>>>>>

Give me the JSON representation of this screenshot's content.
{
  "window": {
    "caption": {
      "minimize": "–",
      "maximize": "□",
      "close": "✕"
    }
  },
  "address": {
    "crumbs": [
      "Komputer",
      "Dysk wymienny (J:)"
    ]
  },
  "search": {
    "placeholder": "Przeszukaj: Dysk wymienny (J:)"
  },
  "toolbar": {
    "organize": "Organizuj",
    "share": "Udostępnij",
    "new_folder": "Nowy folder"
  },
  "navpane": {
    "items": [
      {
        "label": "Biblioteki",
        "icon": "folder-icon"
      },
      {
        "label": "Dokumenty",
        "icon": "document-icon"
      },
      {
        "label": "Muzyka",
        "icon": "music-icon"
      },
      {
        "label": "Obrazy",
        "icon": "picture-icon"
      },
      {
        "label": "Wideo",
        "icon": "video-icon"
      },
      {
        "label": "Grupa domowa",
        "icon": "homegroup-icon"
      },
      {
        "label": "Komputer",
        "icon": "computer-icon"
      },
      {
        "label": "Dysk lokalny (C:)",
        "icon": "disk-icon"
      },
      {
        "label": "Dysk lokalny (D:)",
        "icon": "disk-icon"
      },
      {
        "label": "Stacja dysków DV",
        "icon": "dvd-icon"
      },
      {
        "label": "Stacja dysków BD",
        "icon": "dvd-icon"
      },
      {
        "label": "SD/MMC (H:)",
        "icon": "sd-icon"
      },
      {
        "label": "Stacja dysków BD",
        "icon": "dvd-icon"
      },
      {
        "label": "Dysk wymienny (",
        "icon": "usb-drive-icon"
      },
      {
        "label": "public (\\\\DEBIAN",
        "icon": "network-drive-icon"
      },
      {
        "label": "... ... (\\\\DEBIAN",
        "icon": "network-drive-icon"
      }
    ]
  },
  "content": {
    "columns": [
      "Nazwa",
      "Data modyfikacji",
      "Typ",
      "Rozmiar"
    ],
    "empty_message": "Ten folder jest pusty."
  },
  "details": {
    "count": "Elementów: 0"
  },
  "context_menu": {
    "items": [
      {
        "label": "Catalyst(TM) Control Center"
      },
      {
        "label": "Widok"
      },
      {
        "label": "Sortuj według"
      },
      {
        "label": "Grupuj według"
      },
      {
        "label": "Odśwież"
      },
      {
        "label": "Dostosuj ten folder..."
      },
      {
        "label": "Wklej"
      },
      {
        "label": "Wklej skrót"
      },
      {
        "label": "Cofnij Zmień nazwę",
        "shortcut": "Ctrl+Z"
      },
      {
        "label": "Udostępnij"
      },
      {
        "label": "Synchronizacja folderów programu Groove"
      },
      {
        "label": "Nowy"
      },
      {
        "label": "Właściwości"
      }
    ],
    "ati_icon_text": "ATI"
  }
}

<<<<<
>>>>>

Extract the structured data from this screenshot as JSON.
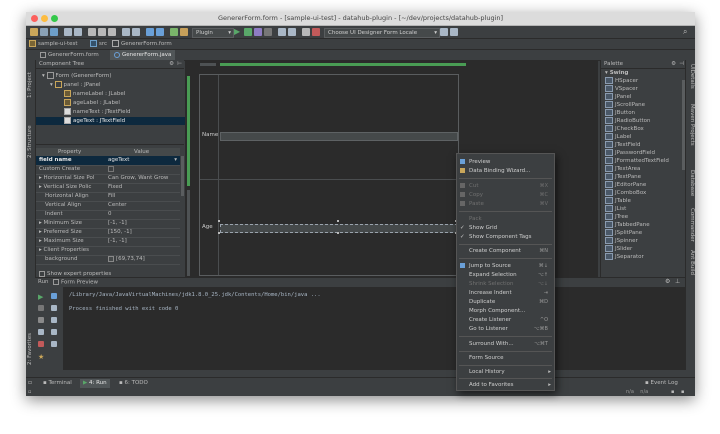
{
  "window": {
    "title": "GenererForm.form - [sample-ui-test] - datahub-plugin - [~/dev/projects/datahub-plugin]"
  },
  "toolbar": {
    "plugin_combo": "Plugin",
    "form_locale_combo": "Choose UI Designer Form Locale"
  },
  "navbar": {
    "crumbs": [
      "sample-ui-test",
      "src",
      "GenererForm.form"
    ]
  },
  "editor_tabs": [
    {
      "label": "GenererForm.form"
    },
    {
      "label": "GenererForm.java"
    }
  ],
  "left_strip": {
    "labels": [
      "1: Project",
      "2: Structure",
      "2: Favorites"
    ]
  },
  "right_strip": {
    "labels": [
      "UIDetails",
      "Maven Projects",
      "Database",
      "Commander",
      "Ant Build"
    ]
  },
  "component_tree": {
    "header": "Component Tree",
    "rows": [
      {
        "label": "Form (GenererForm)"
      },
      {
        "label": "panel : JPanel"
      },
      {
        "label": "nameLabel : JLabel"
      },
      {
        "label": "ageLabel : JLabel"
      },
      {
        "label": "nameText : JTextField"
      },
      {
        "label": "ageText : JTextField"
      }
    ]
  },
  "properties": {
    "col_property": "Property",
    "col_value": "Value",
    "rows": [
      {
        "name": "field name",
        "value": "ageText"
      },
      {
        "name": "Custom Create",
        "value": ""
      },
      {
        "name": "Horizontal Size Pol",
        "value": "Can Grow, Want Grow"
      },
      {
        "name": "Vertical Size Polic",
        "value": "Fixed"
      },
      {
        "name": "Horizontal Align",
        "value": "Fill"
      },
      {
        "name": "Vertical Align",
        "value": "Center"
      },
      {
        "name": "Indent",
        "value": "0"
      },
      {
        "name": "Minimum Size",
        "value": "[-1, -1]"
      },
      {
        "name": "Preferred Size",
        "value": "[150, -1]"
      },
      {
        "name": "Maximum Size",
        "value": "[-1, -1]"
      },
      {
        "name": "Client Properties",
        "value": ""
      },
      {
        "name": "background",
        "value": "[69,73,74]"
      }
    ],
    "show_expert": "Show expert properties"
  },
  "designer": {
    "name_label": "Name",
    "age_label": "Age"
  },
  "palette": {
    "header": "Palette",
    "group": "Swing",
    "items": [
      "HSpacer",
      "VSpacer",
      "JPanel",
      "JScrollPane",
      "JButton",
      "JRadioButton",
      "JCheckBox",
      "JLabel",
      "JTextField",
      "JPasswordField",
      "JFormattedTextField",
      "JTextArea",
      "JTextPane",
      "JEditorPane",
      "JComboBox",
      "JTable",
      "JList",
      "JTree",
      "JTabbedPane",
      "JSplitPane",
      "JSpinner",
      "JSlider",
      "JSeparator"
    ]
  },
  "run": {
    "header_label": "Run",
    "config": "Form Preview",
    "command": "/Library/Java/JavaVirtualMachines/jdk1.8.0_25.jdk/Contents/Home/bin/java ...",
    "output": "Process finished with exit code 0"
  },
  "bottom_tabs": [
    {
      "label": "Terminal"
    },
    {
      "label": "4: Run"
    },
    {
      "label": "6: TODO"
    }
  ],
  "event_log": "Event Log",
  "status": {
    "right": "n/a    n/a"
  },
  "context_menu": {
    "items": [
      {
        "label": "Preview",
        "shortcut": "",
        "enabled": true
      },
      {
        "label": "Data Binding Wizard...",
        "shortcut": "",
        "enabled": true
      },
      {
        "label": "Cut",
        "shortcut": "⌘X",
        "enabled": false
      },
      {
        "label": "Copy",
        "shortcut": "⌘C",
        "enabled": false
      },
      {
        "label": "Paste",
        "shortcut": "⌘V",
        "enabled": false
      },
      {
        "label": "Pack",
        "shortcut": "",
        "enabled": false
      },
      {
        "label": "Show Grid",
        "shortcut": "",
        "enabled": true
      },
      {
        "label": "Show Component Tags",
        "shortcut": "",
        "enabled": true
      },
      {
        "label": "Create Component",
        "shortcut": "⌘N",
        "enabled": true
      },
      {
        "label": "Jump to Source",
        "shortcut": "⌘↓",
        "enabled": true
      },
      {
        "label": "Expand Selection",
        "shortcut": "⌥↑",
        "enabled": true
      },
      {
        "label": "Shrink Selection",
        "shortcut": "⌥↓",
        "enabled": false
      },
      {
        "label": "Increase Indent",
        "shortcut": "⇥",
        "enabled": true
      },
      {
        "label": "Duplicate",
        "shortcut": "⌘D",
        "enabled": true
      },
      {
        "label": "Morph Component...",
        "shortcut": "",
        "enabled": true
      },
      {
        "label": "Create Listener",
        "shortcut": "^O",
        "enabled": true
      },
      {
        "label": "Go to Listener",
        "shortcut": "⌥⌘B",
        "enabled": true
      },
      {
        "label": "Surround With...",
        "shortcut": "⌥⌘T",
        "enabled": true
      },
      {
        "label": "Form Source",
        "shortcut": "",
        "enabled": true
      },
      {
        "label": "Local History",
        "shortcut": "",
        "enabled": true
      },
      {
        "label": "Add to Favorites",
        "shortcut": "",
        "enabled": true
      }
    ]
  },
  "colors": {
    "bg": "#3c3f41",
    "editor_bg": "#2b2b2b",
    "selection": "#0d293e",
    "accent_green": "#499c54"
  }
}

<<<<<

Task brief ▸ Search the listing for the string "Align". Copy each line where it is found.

Completed task ▸
        "name": "Horizontal Align",
        "name": "Vertical Align",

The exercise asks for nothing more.